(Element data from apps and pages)

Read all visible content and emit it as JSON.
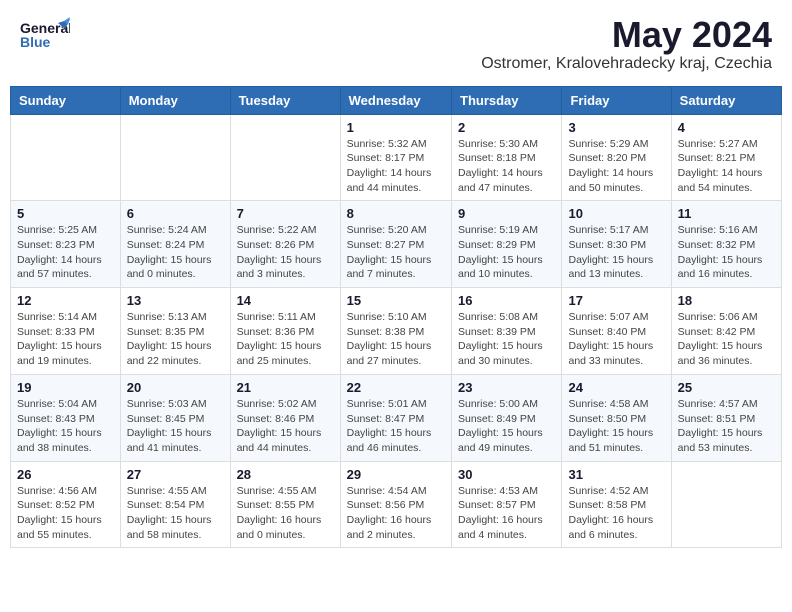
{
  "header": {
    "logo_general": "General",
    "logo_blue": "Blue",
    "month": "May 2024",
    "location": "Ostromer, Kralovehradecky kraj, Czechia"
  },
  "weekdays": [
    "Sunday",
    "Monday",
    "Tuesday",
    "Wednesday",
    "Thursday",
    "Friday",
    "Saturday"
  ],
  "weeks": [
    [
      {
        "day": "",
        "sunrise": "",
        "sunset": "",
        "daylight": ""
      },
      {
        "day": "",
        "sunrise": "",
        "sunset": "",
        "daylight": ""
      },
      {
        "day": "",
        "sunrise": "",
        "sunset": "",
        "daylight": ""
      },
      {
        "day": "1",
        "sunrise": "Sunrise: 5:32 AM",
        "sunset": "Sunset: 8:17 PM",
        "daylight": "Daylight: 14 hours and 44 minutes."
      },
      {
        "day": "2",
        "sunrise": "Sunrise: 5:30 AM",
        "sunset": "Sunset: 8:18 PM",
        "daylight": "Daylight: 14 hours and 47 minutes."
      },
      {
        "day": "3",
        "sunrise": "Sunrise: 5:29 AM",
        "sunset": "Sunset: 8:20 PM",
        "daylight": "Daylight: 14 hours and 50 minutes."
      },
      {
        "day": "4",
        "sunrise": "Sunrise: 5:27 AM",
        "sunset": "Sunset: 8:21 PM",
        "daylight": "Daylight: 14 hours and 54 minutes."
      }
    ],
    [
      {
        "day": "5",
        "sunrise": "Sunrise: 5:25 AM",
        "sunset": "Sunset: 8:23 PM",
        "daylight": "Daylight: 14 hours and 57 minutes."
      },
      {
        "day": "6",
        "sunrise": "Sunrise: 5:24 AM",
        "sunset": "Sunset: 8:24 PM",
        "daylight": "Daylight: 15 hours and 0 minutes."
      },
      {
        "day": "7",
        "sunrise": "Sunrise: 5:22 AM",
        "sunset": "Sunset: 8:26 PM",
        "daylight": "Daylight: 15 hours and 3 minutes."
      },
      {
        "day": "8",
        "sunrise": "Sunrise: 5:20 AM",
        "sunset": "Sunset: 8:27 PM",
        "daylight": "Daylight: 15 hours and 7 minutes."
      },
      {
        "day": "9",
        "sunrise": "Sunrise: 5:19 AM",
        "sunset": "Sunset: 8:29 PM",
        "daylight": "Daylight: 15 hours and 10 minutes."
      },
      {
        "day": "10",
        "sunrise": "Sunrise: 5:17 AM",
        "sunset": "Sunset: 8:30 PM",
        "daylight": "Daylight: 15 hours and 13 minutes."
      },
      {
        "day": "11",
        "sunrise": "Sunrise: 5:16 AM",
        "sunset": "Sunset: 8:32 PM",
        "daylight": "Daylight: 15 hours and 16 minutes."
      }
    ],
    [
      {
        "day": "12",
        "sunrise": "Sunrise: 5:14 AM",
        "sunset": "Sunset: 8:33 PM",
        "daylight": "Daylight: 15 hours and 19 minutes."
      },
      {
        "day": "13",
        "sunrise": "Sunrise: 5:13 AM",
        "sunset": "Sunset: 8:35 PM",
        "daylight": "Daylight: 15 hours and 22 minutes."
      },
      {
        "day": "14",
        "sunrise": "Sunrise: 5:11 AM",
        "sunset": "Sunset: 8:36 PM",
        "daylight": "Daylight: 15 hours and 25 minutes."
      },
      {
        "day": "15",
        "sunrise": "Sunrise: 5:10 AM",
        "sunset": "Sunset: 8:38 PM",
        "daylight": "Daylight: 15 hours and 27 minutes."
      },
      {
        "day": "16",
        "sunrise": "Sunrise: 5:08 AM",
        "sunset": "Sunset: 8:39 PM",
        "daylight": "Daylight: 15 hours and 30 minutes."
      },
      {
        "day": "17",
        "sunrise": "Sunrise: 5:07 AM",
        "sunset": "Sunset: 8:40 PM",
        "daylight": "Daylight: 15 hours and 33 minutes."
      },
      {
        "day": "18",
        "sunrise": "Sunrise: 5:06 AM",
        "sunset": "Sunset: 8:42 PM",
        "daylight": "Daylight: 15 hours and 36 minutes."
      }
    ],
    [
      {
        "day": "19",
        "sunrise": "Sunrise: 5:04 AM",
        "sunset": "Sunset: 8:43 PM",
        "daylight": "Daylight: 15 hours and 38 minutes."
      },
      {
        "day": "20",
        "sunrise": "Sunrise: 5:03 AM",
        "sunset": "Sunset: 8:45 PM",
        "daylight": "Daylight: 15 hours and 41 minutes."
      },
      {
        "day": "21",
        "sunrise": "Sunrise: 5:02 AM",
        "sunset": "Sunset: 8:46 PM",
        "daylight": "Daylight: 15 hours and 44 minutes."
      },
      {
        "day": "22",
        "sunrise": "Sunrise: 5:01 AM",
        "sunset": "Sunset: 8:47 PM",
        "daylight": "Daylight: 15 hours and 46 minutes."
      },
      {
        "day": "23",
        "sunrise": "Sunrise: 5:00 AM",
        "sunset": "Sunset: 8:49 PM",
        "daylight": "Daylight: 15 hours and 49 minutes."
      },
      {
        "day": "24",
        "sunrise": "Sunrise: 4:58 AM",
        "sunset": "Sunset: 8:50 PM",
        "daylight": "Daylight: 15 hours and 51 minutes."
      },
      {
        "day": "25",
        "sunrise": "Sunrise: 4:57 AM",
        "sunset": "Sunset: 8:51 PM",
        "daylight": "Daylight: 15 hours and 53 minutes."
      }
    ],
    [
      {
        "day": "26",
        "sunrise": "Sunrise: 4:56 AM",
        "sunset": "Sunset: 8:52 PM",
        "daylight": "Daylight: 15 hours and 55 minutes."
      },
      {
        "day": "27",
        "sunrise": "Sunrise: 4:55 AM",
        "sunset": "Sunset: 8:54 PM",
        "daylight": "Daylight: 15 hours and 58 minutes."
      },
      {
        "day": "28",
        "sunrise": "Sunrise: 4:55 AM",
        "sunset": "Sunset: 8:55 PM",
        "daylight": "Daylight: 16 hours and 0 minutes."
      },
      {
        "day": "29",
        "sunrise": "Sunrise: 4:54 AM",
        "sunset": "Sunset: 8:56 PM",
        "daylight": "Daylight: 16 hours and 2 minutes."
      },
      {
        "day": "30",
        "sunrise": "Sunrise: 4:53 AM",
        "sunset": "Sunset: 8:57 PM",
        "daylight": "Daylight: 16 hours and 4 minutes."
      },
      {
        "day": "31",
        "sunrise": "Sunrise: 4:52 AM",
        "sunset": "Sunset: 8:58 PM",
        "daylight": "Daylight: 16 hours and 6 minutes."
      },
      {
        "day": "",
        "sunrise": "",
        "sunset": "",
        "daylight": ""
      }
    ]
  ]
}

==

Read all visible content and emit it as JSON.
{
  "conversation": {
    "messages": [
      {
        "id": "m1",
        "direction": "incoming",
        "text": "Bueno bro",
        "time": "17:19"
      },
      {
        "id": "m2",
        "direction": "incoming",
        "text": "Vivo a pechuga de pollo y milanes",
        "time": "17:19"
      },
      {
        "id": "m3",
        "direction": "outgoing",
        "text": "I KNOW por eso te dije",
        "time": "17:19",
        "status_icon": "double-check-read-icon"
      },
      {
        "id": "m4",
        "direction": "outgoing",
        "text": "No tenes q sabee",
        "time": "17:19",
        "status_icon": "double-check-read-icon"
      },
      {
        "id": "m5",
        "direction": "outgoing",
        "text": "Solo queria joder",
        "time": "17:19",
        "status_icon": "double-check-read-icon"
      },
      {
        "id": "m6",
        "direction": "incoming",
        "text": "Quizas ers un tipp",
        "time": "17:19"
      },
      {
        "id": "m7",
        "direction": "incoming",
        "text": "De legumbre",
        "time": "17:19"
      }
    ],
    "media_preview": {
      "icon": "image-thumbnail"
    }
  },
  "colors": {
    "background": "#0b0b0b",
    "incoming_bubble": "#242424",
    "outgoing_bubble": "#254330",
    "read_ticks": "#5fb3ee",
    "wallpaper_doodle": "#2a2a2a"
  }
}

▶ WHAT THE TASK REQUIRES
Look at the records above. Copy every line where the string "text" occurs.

▶ ANSWER SECTION
        "text": "Bueno bro",
        "text": "Vivo a pechuga de pollo y milanes",
        "text": "I KNOW por eso te dije",
        "text": "No tenes q sabee",
        "text": "Solo queria joder",
        "text": "Quizas ers un tipp",
        "text": "De legumbre",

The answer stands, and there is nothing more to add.